Spring is here — the season of flowers and birds, with love and marriage in the very air we breathe. People pair up, brimming with optimism, and vowing to be fair and generous mates.
But when couples stay together over time — throughout all of the seasons — we're reminded that real life is messy and complicated. Even the best relationships will get stuck in anger and distance. In short, couples need all the help they can get. To this end, I recommend the following three books.
The Supreme Court begins hearing arguments Monday on President Obama's health care law. There will be six hours of arguments spread over three days. With only 400 seats in the courtroom and political interest roiling, people began lining up early for a front-row seat.
A selection committee in Hong Kong has chosen a former Cabinet chief as the southern Chinese financial hubs next leader. The voters were handpicked by Beijing. Leung Chun-ying's term will start in July.

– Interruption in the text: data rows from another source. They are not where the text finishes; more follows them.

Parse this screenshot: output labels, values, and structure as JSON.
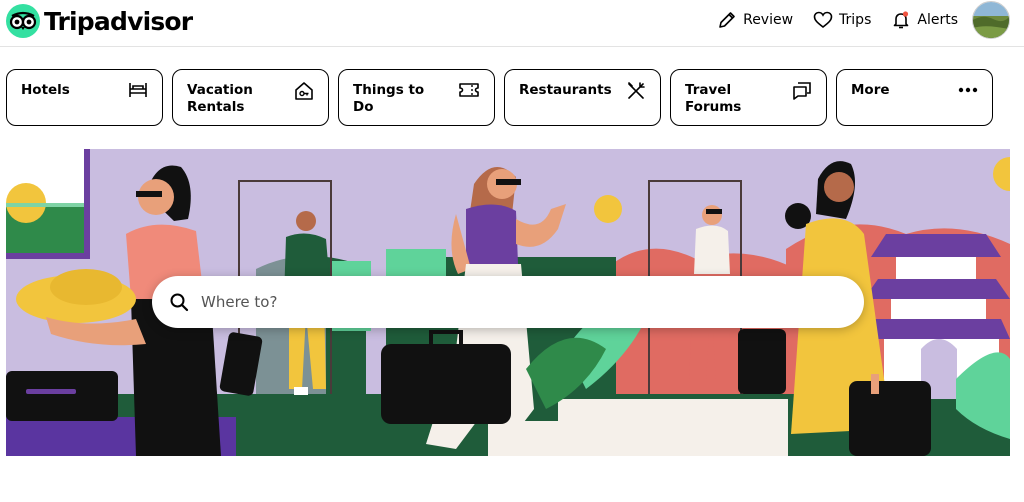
{
  "brand": {
    "name": "Tripadvisor",
    "accent": "#34e0a1"
  },
  "nav": {
    "review_label": "Review",
    "trips_label": "Trips",
    "alerts_label": "Alerts"
  },
  "categories": [
    {
      "label": "Hotels",
      "icon": "bed-icon"
    },
    {
      "label": "Vacation Rentals",
      "icon": "house-icon"
    },
    {
      "label": "Things to Do",
      "icon": "ticket-icon"
    },
    {
      "label": "Restaurants",
      "icon": "fork-knife-icon"
    },
    {
      "label": "Travel Forums",
      "icon": "chat-bubbles-icon"
    },
    {
      "label": "More",
      "icon": "more-dots-icon"
    }
  ],
  "search": {
    "placeholder": "Where to?"
  },
  "colors": {
    "hero_bg": "#c9bde0",
    "alert_dot": "#f05340"
  }
}
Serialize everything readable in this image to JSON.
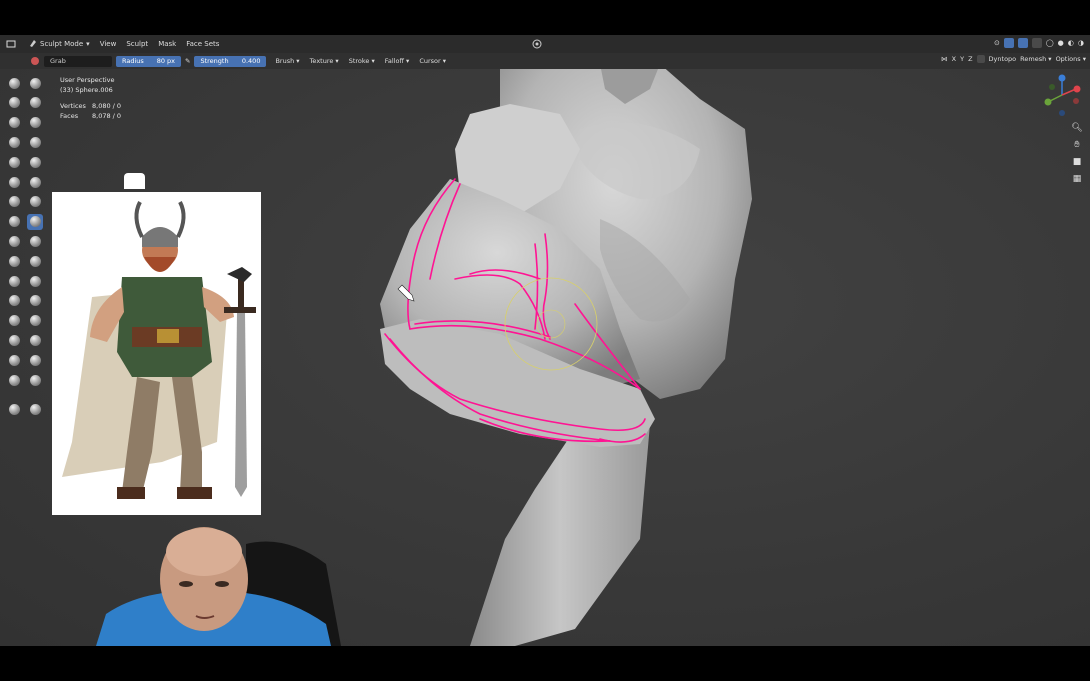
{
  "header": {
    "mode": "Sculpt Mode",
    "menus": [
      "View",
      "Sculpt",
      "Mask",
      "Face Sets"
    ]
  },
  "tool_options": {
    "brush_name": "Grab",
    "radius_label": "Radius",
    "radius_value": "80 px",
    "strength_label": "Strength",
    "strength_value": "0.400",
    "dropdowns": [
      "Brush",
      "Texture",
      "Stroke",
      "Falloff",
      "Cursor"
    ],
    "symmetry": [
      "X",
      "Y",
      "Z"
    ],
    "dyntopo": "Dyntopo",
    "remesh": "Remesh",
    "options": "Options"
  },
  "viewport_info": {
    "view": "User Perspective",
    "object": "(33) Sphere.006",
    "vertices_label": "Vertices",
    "vertices_value": "8,080 / 0",
    "faces_label": "Faces",
    "faces_value": "8,078 / 0"
  },
  "colors": {
    "accent": "#4772b3",
    "annotation": "#ff1493",
    "header": "#2b2b2b",
    "viewport": "#3a3a3a"
  },
  "icons": {
    "nav_gizmo": "axis-gizmo-icon",
    "zoom": "zoom-icon",
    "pan": "hand-icon",
    "camera": "camera-icon",
    "grid": "grid-icon"
  }
}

Royal Dutch Shell can't pay the $1 billion it owes Iran because of sanctions imposed on the Middle East country by the United States and European Union. The sanctions have made it nearly impossible to transfer the money. Reuters reports that Shell is trying to wrap up its business dealings with Iran.

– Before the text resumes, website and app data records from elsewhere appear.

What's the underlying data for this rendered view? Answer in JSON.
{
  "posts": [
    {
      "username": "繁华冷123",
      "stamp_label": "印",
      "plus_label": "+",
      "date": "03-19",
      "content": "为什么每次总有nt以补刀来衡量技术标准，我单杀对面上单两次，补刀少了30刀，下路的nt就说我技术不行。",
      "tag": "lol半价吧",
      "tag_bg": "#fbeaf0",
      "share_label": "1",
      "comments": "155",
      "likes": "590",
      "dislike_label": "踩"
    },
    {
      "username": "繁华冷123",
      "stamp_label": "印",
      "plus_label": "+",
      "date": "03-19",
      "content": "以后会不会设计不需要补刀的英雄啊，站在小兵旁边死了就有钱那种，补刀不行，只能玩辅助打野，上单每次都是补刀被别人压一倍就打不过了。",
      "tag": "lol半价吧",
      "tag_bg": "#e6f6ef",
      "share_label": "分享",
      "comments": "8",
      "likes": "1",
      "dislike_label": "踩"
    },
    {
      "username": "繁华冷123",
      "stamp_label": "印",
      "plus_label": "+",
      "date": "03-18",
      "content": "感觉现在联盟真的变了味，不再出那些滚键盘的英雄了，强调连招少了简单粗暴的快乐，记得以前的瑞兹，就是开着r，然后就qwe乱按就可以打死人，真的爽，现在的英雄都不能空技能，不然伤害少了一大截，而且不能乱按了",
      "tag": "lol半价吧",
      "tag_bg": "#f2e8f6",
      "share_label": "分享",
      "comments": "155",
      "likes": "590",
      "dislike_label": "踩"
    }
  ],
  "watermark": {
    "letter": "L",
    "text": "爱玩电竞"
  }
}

Posting on Facebook is an easy way to connect with people, but it also can be a means to alienate them. That can be particularly troublesome for those with low self-esteem.
People with poor self-image tend to view the glass as half empty. They complain a bit more than everyone else, and they often share their negative views and feelings when face to face with friends and acquaintances.

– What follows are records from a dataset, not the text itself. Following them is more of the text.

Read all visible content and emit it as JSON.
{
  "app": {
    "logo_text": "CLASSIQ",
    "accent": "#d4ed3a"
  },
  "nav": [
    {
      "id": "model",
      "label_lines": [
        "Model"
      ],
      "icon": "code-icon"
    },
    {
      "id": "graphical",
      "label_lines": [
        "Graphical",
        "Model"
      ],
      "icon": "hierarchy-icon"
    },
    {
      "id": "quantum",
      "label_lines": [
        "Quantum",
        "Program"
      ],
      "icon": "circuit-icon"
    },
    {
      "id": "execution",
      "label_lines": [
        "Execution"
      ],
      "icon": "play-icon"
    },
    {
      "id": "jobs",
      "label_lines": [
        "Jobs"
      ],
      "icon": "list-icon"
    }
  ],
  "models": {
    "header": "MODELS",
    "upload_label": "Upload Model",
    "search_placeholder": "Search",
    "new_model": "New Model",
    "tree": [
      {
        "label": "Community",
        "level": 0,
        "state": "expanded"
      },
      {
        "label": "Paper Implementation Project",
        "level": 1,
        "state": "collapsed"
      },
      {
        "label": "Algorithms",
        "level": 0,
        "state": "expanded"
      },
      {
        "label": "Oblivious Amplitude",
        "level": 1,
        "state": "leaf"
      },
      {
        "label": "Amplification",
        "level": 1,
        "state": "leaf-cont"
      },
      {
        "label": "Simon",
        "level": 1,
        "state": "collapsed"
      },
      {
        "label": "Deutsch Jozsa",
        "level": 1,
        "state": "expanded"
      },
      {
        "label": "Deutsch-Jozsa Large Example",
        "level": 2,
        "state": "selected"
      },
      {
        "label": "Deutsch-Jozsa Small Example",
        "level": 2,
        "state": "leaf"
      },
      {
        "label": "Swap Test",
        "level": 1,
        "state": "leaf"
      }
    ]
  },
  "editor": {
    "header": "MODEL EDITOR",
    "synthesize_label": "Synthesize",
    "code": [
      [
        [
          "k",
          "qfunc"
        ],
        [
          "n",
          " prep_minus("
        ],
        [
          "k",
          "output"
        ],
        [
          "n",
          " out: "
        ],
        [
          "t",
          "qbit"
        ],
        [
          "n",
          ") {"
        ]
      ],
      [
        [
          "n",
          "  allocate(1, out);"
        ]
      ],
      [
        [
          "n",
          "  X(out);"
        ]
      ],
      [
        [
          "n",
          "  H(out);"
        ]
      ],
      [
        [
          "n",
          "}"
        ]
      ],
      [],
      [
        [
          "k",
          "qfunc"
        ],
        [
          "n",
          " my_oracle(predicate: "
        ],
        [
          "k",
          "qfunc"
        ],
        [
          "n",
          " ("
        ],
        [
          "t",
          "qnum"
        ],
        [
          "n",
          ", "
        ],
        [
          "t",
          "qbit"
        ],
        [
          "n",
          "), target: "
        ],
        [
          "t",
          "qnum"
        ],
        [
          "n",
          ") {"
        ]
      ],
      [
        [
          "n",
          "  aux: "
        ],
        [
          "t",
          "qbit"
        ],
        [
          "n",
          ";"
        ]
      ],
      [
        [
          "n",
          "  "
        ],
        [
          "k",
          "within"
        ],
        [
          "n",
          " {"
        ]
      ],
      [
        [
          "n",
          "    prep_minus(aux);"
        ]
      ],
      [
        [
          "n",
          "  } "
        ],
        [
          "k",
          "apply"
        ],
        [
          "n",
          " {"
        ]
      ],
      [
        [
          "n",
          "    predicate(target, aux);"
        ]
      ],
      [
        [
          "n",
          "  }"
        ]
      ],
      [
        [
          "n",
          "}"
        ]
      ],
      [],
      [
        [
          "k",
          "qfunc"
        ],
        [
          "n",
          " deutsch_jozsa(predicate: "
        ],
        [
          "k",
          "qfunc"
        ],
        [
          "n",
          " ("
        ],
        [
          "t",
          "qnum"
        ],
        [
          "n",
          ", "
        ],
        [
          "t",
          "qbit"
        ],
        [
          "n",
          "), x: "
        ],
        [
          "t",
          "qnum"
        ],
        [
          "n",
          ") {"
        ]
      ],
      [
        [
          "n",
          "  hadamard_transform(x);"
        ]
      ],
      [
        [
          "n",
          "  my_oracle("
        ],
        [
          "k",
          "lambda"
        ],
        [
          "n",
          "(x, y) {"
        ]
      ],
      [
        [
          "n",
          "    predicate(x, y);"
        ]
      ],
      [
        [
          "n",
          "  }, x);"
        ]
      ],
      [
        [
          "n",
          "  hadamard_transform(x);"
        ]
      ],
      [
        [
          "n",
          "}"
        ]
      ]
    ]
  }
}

When the U.S. Supreme Court hears challenges to the Obama administration's health care law this week, the arguments will be complex, with questions about states' rights, mandatory insurance, and Medicaid.
To introduce those concepts — and to give the rest of us something to do while the court hears six hours of arguments — we offer a word search game. The grid below features many words you'll likely hear this week, as NPR's Nina Totenberg reports from the court.
Researchers haven't given much thought to the effect of noise and noise pollution on plants. After all, plants don't have ears — at least, not the kind you hear with — so there doesn't seem to be much point. But thanks to ecologist Clinton Francis, that could be about to change.
Francis is a postdoctoral researcher at the National Evolutionary Synthesis Center in North Carolina. But he has spent the past few years in northwestern New Mexico, studying noise pollution in Rattlesnake Canyon.